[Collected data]
★ ★ ★ ★

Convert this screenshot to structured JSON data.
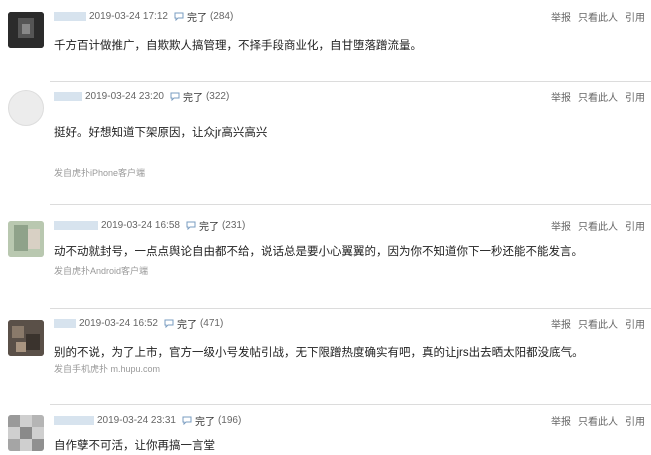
{
  "actions": {
    "report": "举报",
    "only_this": "只看此人",
    "quote": "引用"
  },
  "colors": {
    "background": "#ffffff",
    "divider": "#dcdcdc",
    "link_blue": "#3a6ea5",
    "muted": "#999999"
  },
  "posts": [
    {
      "time": "2019-03-24 17:12",
      "author": "完了",
      "count": "(284)",
      "content": "千方百计做推广，自欺欺人搞管理，不择手段商业化，自甘堕落蹭流量。",
      "source": ""
    },
    {
      "time": "2019-03-24 23:20",
      "author": "完了",
      "count": "(322)",
      "content": "挺好。好想知道下架原因，让众jr高兴高兴",
      "source": "发自虎扑iPhone客户端"
    },
    {
      "time": "2019-03-24 16:58",
      "author": "完了",
      "count": "(231)",
      "content": "动不动就封号，一点点舆论自由都不给，说话总是要小心翼翼的，因为你不知道你下一秒还能不能发言。",
      "source": "发自虎扑Android客户端"
    },
    {
      "time": "2019-03-24 16:52",
      "author": "完了",
      "count": "(471)",
      "content": "别的不说，为了上市，官方一级小号发帖引战，无下限蹭热度确实有吧，真的让jrs出去晒太阳都没底气。",
      "source": "发自手机虎扑 m.hupu.com"
    },
    {
      "time": "2019-03-24 23:31",
      "author": "完了",
      "count": "(196)",
      "content": "自作孽不可活，让你再搞一言堂",
      "source": ""
    }
  ]
}
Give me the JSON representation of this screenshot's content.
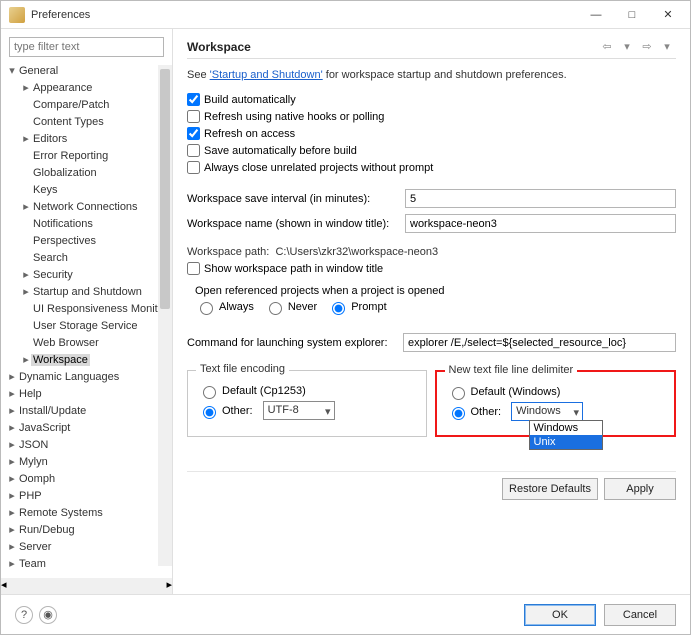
{
  "window": {
    "title": "Preferences"
  },
  "filter": {
    "placeholder": "type filter text"
  },
  "tree": {
    "general": "General",
    "general_items": [
      "Appearance",
      "Compare/Patch",
      "Content Types",
      "Editors",
      "Error Reporting",
      "Globalization",
      "Keys",
      "Network Connections",
      "Notifications",
      "Perspectives",
      "Search",
      "Security",
      "Startup and Shutdown",
      "UI Responsiveness Monitoring",
      "User Storage Service",
      "Web Browser",
      "Workspace"
    ],
    "general_expandable": {
      "Appearance": true,
      "Editors": true,
      "Network Connections": true,
      "Security": true,
      "Startup and Shutdown": true,
      "Workspace": true
    },
    "others": [
      "Dynamic Languages",
      "Help",
      "Install/Update",
      "JavaScript",
      "JSON",
      "Mylyn",
      "Oomph",
      "PHP",
      "Remote Systems",
      "Run/Debug",
      "Server",
      "Team"
    ]
  },
  "page": {
    "heading": "Workspace",
    "intro_prefix": "See ",
    "intro_link": "'Startup and Shutdown'",
    "intro_suffix": " for workspace startup and shutdown preferences.",
    "chk_build": "Build automatically",
    "chk_refresh_native": "Refresh using native hooks or polling",
    "chk_refresh_access": "Refresh on access",
    "chk_save_before": "Save automatically before build",
    "chk_close_unrelated": "Always close unrelated projects without prompt",
    "lbl_save_interval": "Workspace save interval (in minutes):",
    "val_save_interval": "5",
    "lbl_ws_name": "Workspace name (shown in window title):",
    "val_ws_name": "workspace-neon3",
    "lbl_ws_path": "Workspace path:",
    "val_ws_path": "C:\\Users\\zkr32\\workspace-neon3",
    "chk_show_path": "Show workspace path in window title",
    "lbl_open_ref": "Open referenced projects when a project is opened",
    "radio_always": "Always",
    "radio_never": "Never",
    "radio_prompt": "Prompt",
    "lbl_cmd": "Command for launching system explorer:",
    "val_cmd": "explorer /E,/select=${selected_resource_loc}",
    "grp_encoding": "Text file encoding",
    "enc_default": "Default (Cp1253)",
    "enc_other": "Other:",
    "enc_value": "UTF-8",
    "grp_delim": "New text file line delimiter",
    "delim_default": "Default (Windows)",
    "delim_other": "Other:",
    "delim_value": "Windows",
    "delim_options": [
      "Windows",
      "Unix"
    ],
    "btn_restore": "Restore Defaults",
    "btn_apply": "Apply",
    "btn_ok": "OK",
    "btn_cancel": "Cancel"
  }
}
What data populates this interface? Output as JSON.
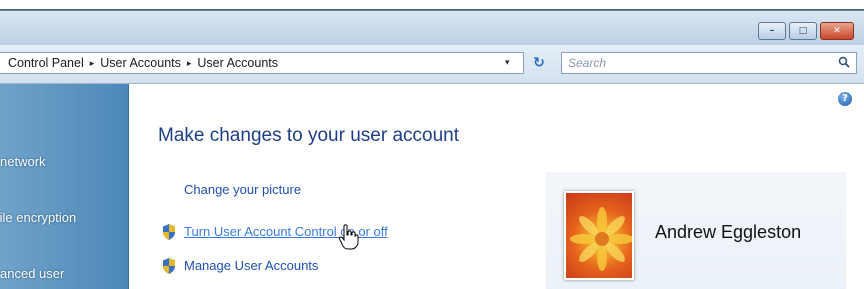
{
  "window": {
    "minimize_glyph": "–",
    "maximize_glyph": "□",
    "close_glyph": "✕"
  },
  "address_bar": {
    "breadcrumbs": [
      "Control Panel",
      "User Accounts",
      "User Accounts"
    ],
    "separator": "▸",
    "dropdown_glyph": "▾",
    "refresh_glyph": "↻",
    "search_placeholder": "Search"
  },
  "side_pane": {
    "items": [
      "network",
      "file encryption",
      "anced user"
    ]
  },
  "main": {
    "help_glyph": "?",
    "title": "Make changes to your user account",
    "links": {
      "change_picture": "Change your picture",
      "turn_uac": "Turn User Account Control on or off",
      "manage_accounts": "Manage User Accounts"
    }
  },
  "user": {
    "name": "Andrew Eggleston"
  },
  "colors": {
    "link": "#1e4fb3",
    "title": "#1e3f87",
    "side_pane": "#5a93c1"
  },
  "icons": [
    "shield-icon",
    "help-icon",
    "refresh-icon",
    "search-icon",
    "hand-cursor-icon"
  ]
}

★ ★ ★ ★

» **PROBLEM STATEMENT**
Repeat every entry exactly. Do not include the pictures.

» **EXERCISE RESULT**
Convert this screenshot to structured JSON data.
{
  "actions": {
    "report": "举报",
    "only_this": "只看此人",
    "quote": "引用"
  },
  "colors": {
    "background": "#ffffff",
    "divider": "#dcdcdc",
    "link_blue": "#3a6ea5",
    "muted": "#999999"
  },
  "posts": [
    {
      "time": "2019-03-24 17:12",
      "author": "完了",
      "count": "(284)",
      "content": "千方百计做推广，自欺欺人搞管理，不择手段商业化，自甘堕落蹭流量。",
      "source": ""
    },
    {
      "time": "2019-03-24 23:20",
      "author": "完了",
      "count": "(322)",
      "content": "挺好。好想知道下架原因，让众jr高兴高兴",
      "source": "发自虎扑iPhone客户端"
    },
    {
      "time": "2019-03-24 16:58",
      "author": "完了",
      "count": "(231)",
      "content": "动不动就封号，一点点舆论自由都不给，说话总是要小心翼翼的，因为你不知道你下一秒还能不能发言。",
      "source": "发自虎扑Android客户端"
    },
    {
      "time": "2019-03-24 16:52",
      "author": "完了",
      "count": "(471)",
      "content": "别的不说，为了上市，官方一级小号发帖引战，无下限蹭热度确实有吧，真的让jrs出去晒太阳都没底气。",
      "source": "发自手机虎扑 m.hupu.com"
    },
    {
      "time": "2019-03-24 23:31",
      "author": "完了",
      "count": "(196)",
      "content": "自作孽不可活，让你再搞一言堂",
      "source": ""
    }
  ]
}
Give me the JSON representation of this screenshot's content.
{
  "window": {
    "title": "Preferences"
  },
  "filter": {
    "placeholder": "type filter text"
  },
  "tree": {
    "general": "General",
    "general_items": [
      "Appearance",
      "Compare/Patch",
      "Content Types",
      "Editors",
      "Error Reporting",
      "Globalization",
      "Keys",
      "Network Connections",
      "Notifications",
      "Perspectives",
      "Search",
      "Security",
      "Startup and Shutdown",
      "UI Responsiveness Monitoring",
      "User Storage Service",
      "Web Browser",
      "Workspace"
    ],
    "general_expandable": {
      "Appearance": true,
      "Editors": true,
      "Network Connections": true,
      "Security": true,
      "Startup and Shutdown": true,
      "Workspace": true
    },
    "others": [
      "Dynamic Languages",
      "Help",
      "Install/Update",
      "JavaScript",
      "JSON",
      "Mylyn",
      "Oomph",
      "PHP",
      "Remote Systems",
      "Run/Debug",
      "Server",
      "Team"
    ]
  },
  "page": {
    "heading": "Workspace",
    "intro_prefix": "See ",
    "intro_link": "'Startup and Shutdown'",
    "intro_suffix": " for workspace startup and shutdown preferences.",
    "chk_build": "Build automatically",
    "chk_refresh_native": "Refresh using native hooks or polling",
    "chk_refresh_access": "Refresh on access",
    "chk_save_before": "Save automatically before build",
    "chk_close_unrelated": "Always close unrelated projects without prompt",
    "lbl_save_interval": "Workspace save interval (in minutes):",
    "val_save_interval": "5",
    "lbl_ws_name": "Workspace name (shown in window title):",
    "val_ws_name": "workspace-neon3",
    "lbl_ws_path": "Workspace path:",
    "val_ws_path": "C:\\Users\\zkr32\\workspace-neon3",
    "chk_show_path": "Show workspace path in window title",
    "lbl_open_ref": "Open referenced projects when a project is opened",
    "radio_always": "Always",
    "radio_never": "Never",
    "radio_prompt": "Prompt",
    "lbl_cmd": "Command for launching system explorer:",
    "val_cmd": "explorer /E,/select=${selected_resource_loc}",
    "grp_encoding": "Text file encoding",
    "enc_default": "Default (Cp1253)",
    "enc_other": "Other:",
    "enc_value": "UTF-8",
    "grp_delim": "New text file line delimiter",
    "delim_default": "Default (Windows)",
    "delim_other": "Other:",
    "delim_value": "Windows",
    "delim_options": [
      "Windows",
      "Unix"
    ],
    "btn_restore": "Restore Defaults",
    "btn_apply": "Apply",
    "btn_ok": "OK",
    "btn_cancel": "Cancel"
  }
}
What data populates this interface? Output as JSON.
{
  "window": {
    "minimize_glyph": "–",
    "maximize_glyph": "□",
    "close_glyph": "✕"
  },
  "address_bar": {
    "breadcrumbs": [
      "Control Panel",
      "User Accounts",
      "User Accounts"
    ],
    "separator": "▸",
    "dropdown_glyph": "▾",
    "refresh_glyph": "↻",
    "search_placeholder": "Search"
  },
  "side_pane": {
    "items": [
      "network",
      "file encryption",
      "anced user"
    ]
  },
  "main": {
    "help_glyph": "?",
    "title": "Make changes to your user account",
    "links": {
      "change_picture": "Change your picture",
      "turn_uac": "Turn User Account Control on or off",
      "manage_accounts": "Manage User Accounts"
    }
  },
  "user": {
    "name": "Andrew Eggleston"
  },
  "colors": {
    "link": "#1e4fb3",
    "title": "#1e3f87",
    "side_pane": "#5a93c1"
  },
  "icons": [
    "shield-icon",
    "help-icon",
    "refresh-icon",
    "search-icon",
    "hand-cursor-icon"
  ]
}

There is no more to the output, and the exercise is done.